Norman Chad: Colleges should aspire to be schools of thought, not football
In 1997, Boston University dropped its football program; last week, fellow Boston school Northeastern University did the same. Dare I say, Boston now might be the most livable city in America.
Perhaps the most unpopular position I've always taken is this one: Big-time college football and basketball should be disbanded. When I was at the University of Maryland 30 years ago, I proposed replacing intercollegiate athletics with intramural sports.
I was shouted down and ridiculed back then, in person.
Now I am shouted down and ridiculed, on the Internet.
They call it progress.
College football has absolutely nothing to do with college -- this is unofficially the 783rd time I've said this. It is a business in which athletes posing as students wear school colors for the sake of alumni gratification and TV money.
The games are played on campus, lending them a false whiff of Jeffersonian, body-and-mind Utopia on the hill.
(My second-favorite college football quotation comes from former University of Chicago president Robert Hutchins, who observed, "College football: I do not see the relationship of those highly industrialized affairs on Saturday afternoons to higher learning in America.")
Q. What do UC-Riverside, UC-Santa Barbara, UC-San Diego, Cal State Fullerton, Cal State Long Beach, Cal State Northridge, Cal State Los Angeles, Loyola Marymount, University of the Pacific, St. Mary's, University of San Francisco, Santa Clara University, Pepperdine and Chico State have in common?
A. They are all California colleges that have dropped their football programs.
Loyola Marymount -- then known as Loyola University of Los Angeles -- did it in 1951. Those folks were ahead of the curve and, as a result, "College GameDay" has never set foot on campus.
Heck, I thought I moved to Southern California for sun and surf; as it turns out, I moved out here because we are free of the hypocrisy and mythology that is college football.*Exception: USC and UCLA, two cesspools of misplaced priorities -- and guaranteed impropriety -- in terms of big-time athletics.
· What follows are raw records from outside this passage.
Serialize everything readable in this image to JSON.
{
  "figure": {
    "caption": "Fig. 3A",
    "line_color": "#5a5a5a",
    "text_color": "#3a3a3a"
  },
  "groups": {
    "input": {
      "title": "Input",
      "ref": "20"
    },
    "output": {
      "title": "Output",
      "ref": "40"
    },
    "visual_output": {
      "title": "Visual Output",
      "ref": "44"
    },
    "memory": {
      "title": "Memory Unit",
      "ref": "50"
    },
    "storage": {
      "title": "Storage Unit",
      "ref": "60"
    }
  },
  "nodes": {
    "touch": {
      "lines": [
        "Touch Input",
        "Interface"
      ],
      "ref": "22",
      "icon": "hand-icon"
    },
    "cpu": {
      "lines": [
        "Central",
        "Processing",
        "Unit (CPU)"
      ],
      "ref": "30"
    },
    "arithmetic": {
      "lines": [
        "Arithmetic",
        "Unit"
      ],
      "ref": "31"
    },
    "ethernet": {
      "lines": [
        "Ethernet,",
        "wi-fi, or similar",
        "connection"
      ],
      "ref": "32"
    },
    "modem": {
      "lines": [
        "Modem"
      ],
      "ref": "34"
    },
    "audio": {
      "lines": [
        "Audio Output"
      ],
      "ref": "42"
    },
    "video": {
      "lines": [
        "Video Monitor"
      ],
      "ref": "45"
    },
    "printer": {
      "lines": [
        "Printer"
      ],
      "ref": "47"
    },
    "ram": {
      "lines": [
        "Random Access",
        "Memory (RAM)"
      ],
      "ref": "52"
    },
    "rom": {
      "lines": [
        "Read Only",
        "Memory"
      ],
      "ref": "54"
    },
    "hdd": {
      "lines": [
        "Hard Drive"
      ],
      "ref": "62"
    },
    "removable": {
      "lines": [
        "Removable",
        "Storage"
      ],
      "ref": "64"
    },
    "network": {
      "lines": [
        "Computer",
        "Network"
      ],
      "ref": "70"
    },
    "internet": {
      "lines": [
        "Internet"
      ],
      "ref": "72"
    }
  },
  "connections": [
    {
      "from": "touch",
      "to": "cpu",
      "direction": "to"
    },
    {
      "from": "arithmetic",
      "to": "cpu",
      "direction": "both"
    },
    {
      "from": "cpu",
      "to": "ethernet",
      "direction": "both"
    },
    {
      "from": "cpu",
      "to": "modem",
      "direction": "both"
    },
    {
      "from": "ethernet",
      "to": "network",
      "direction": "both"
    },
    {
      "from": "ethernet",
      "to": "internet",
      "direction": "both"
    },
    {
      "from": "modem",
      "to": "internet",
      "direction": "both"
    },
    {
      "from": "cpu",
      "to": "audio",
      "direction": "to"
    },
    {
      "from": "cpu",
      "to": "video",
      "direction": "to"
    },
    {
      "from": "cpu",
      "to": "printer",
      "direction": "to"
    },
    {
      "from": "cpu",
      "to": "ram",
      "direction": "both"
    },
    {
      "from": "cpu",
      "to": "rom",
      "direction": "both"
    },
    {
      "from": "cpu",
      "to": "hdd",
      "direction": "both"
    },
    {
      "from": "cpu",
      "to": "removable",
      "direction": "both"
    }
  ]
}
USC spends $20 million annually on its football program, UCLA spends nearly as much. Somehow, these two well-regarded institutions of higher education are comfortable taking the well-fixed low road to athletic glory.